On the basis of all this information and that process of de-dogmatization of the Bulgarian society, there was an awareness formed that the nations, even the Macedonian nation, are a historical category and that in the struggle for free Macedonia in the 19th century many revolutionaries, independent of their declaration, helped to create today’s independent Macedonian state, but also to develop the Macedonian national specialty and language. And that fact should not divide us, but unite us.
The Bulgarians also went through a difficult period of building their national consciousness and uniqueness. They have a series of their revivalists. The revivalists in Bulgarian are called “national awakeners”. Almost every day in Bulgaria, a reporter (national awakener) is celebrated. As a people gifted with a sense of humor and making jokes on their own account, a Bulgarian satirist had noted: “A nation that has had so many awakeners must have been very sleepy”.
Another Bulgarian satirist, on the occasion of the many claims that the Macedonians have become Bulgarians, said: “Bulgarian science has proven that all people in the world evolved from primates, except for Macedonians who evolved from Bulgarians”.
Even nowadays, after the signing of the Treaty on Good Neighborly Relations and Cooperation with Bulgaria, after the whole Balkans enters a new phase and with a new hope for their own future, the questions such as “Whose is Goce?” or “To which nation does the Ilinden Uprising belong to?” seem outdated. They belong to the revolutionary history of the Balkans, which is the foundation of the creation of today’s free Macedonia and the creation of the contemporary Macedonian nation.
Bulgaria must not allow the process of its own liberalization and de-dogmatization to be questioned under the influence of “dzambas logic”.

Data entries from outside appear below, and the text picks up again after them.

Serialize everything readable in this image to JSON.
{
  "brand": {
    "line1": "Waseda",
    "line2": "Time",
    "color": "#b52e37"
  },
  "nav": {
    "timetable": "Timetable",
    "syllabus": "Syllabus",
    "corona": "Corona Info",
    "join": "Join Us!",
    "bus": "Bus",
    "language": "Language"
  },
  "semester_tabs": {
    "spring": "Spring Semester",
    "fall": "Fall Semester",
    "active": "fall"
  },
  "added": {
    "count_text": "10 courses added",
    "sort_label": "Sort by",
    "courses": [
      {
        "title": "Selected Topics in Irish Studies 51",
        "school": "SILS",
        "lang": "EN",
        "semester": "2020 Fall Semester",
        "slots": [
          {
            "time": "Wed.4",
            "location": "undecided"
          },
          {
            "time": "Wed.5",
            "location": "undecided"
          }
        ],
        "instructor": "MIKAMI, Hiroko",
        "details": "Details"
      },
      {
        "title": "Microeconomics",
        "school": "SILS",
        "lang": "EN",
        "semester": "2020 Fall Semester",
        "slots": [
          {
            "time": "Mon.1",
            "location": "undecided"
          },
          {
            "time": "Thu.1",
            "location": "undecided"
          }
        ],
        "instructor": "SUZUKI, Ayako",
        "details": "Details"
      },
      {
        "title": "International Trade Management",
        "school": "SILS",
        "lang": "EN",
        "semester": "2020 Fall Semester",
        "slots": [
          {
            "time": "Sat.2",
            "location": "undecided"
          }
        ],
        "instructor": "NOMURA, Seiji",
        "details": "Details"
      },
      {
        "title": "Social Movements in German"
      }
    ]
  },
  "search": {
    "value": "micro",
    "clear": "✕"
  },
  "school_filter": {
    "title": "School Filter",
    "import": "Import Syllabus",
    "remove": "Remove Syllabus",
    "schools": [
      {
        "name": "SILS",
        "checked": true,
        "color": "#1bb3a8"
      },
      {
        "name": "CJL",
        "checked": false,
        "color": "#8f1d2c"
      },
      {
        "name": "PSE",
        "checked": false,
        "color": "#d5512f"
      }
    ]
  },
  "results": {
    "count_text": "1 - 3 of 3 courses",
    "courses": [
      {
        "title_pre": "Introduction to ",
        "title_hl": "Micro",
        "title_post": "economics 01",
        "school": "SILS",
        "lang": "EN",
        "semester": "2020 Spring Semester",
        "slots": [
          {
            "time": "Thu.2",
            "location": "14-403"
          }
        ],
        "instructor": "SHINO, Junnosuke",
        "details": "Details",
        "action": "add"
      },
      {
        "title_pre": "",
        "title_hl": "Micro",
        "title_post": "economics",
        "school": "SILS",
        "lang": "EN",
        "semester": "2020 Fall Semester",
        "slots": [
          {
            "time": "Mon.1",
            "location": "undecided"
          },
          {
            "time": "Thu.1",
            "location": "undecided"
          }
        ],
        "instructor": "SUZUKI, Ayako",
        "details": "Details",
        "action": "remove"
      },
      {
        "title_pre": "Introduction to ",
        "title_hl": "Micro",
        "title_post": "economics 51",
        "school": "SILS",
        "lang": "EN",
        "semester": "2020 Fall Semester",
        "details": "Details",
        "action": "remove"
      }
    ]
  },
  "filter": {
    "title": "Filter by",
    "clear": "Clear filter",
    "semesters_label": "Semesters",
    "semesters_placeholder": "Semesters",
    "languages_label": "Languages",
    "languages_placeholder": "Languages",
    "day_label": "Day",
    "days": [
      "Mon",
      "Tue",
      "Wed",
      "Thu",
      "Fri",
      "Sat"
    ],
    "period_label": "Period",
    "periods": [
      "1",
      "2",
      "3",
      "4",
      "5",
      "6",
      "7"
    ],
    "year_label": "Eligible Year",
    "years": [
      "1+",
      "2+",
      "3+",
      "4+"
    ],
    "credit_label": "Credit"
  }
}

The Macedonian nation was created in historical circumstances, just like the Bulgarian and Serbian, in addition to all denials of its uniqueness. In the battles for independent Macedonia there were many who declared themselves Bulgarians, or considered the independence and the liberation of Macedonia as the first step towards its affiliation to Bulgaria. But there were also those who, regardless of their national declaration, considered that the liberation of Macedonia could only be the work of the Macedonians without the interference of the servants of the Bulgarian court or the Serbian king. Those were the ones who fought for a free and independent Macedonia and asked themselves as the British Prime Minister Gladstone (“If Bulgaria belongs to the Bulgarians, Serbia to the Serbs, why not Macedonia to the Macedonians”). With their struggle for freedom and justice, they inspired the fighters in the anti-fascist struggle in Macedonia that led to the creation of the state in which the Macedonians, as a separate nation, finally got the opportunity to speak their language and develop their own national culture and history. And it’s not so complicated to understand it, if you wanted to.

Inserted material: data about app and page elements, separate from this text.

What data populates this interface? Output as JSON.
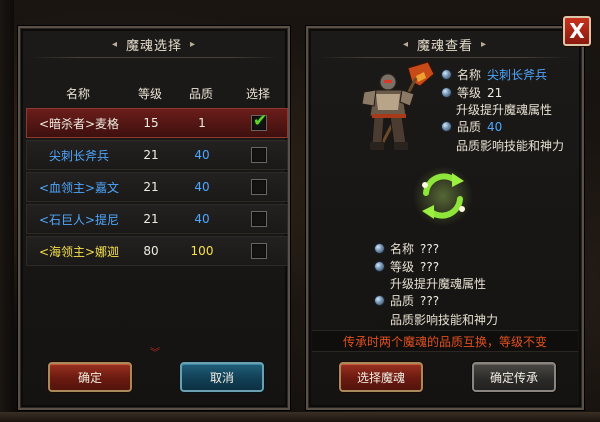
{
  "close_button": {
    "label": "X"
  },
  "left_panel": {
    "title": "魔魂选择",
    "columns": [
      "名称",
      "等级",
      "品质",
      "选择"
    ],
    "rows": [
      {
        "name": "<暗杀者>麦格",
        "level": "15",
        "quality": "1",
        "checked": true,
        "name_color": "white",
        "quality_color": "white"
      },
      {
        "name": "尖刺长斧兵",
        "level": "21",
        "quality": "40",
        "checked": false,
        "name_color": "blue",
        "quality_color": "blue"
      },
      {
        "name": "<血领主>嘉文",
        "level": "21",
        "quality": "40",
        "checked": false,
        "name_color": "blue",
        "quality_color": "blue"
      },
      {
        "name": "<石巨人>提尼",
        "level": "21",
        "quality": "40",
        "checked": false,
        "name_color": "blue",
        "quality_color": "blue"
      },
      {
        "name": "<海领主>娜迦",
        "level": "80",
        "quality": "100",
        "checked": false,
        "name_color": "yellow",
        "quality_color": "yellow"
      }
    ],
    "confirm_label": "确定",
    "cancel_label": "取消"
  },
  "right_panel": {
    "title": "魔魂查看",
    "top": {
      "name_label": "名称",
      "name_value": "尖刺长斧兵",
      "level_label": "等级",
      "level_value": "21",
      "level_note": "升级提升魔魂属性",
      "quality_label": "品质",
      "quality_value": "40",
      "quality_note": "品质影响技能和神力"
    },
    "bottom": {
      "name_label": "名称",
      "name_value": "???",
      "level_label": "等级",
      "level_value": "???",
      "level_note": "升级提升魔魂属性",
      "quality_label": "品质",
      "quality_value": "???",
      "quality_note": "品质影响技能和神力"
    },
    "warning": "传承时两个魔魂的品质互换，等级不变",
    "select_label": "选择魔魂",
    "inherit_label": "确定传承"
  },
  "colors": {
    "blue": "#4ea7ff",
    "yellow": "#f4e04a",
    "warning": "#e0501e",
    "check": "#5fd62a",
    "selected_row": "#6b1d1a"
  },
  "icons": [
    "close-icon",
    "check-icon",
    "chevron-down-icon",
    "swap-arrows-icon",
    "orb-icon"
  ]
}
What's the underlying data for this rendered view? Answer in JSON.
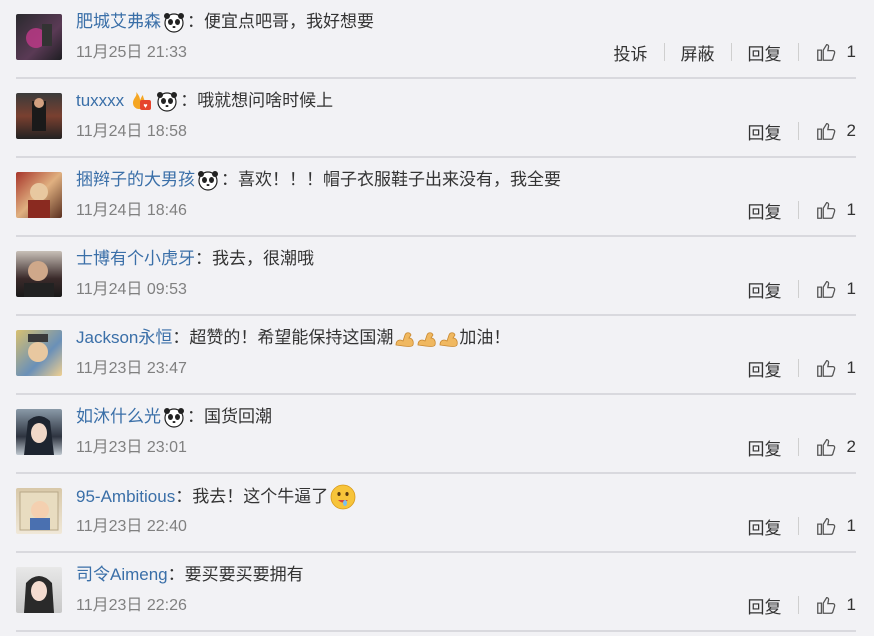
{
  "comments": [
    {
      "user": "肥城艾弗森",
      "badges": [
        "panda"
      ],
      "text": "便宜点吧哥，我好想要",
      "time": "11月25日 21:33",
      "report": "投诉",
      "block": "屏蔽",
      "reply": "回复",
      "likes": "1"
    },
    {
      "user": "tuxxxx",
      "badges": [
        "flame",
        "panda"
      ],
      "text": "哦就想问啥时候上",
      "time": "11月24日 18:58",
      "reply": "回复",
      "likes": "2"
    },
    {
      "user": "捆辫子的大男孩",
      "badges": [
        "panda"
      ],
      "text": "喜欢！！！帽子衣服鞋子出来没有，我全要",
      "time": "11月24日 18:46",
      "reply": "回复",
      "likes": "1"
    },
    {
      "user": "士博有个小虎牙",
      "badges": [],
      "text": "我去，很潮哦",
      "time": "11月24日 09:53",
      "reply": "回复",
      "likes": "1"
    },
    {
      "user": "Jackson永恒",
      "badges": [],
      "text": "超赞的！希望能保持这国潮",
      "text_suffix": "加油！",
      "time": "11月23日 23:47",
      "reply": "回复",
      "likes": "1"
    },
    {
      "user": "如沐什么光",
      "badges": [
        "panda"
      ],
      "text": "国货回潮",
      "time": "11月23日 23:01",
      "reply": "回复",
      "likes": "2"
    },
    {
      "user": "95-Ambitious",
      "badges": [],
      "text": "我去！这个牛逼了",
      "time": "11月23日 22:40",
      "reply": "回复",
      "likes": "1"
    },
    {
      "user": "司令Aimeng",
      "badges": [],
      "text": "要买要买要拥有",
      "time": "11月23日 22:26",
      "reply": "回复",
      "likes": "1"
    }
  ],
  "separator": "：",
  "icons": {
    "like": "thumbs-up-icon",
    "panda": "panda-badge-icon",
    "flame": "flame-badge-icon",
    "muscle": "flexed-biceps-emoji",
    "drool": "drooling-face-emoji"
  },
  "colors": {
    "username": "#3a6fa8",
    "time": "#808080",
    "background": "#f2f2f5",
    "divider": "#d9d9de"
  }
}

Views expressed in this article are personal views of the author and do not represent the editorial policy of Nezavisen Vesnik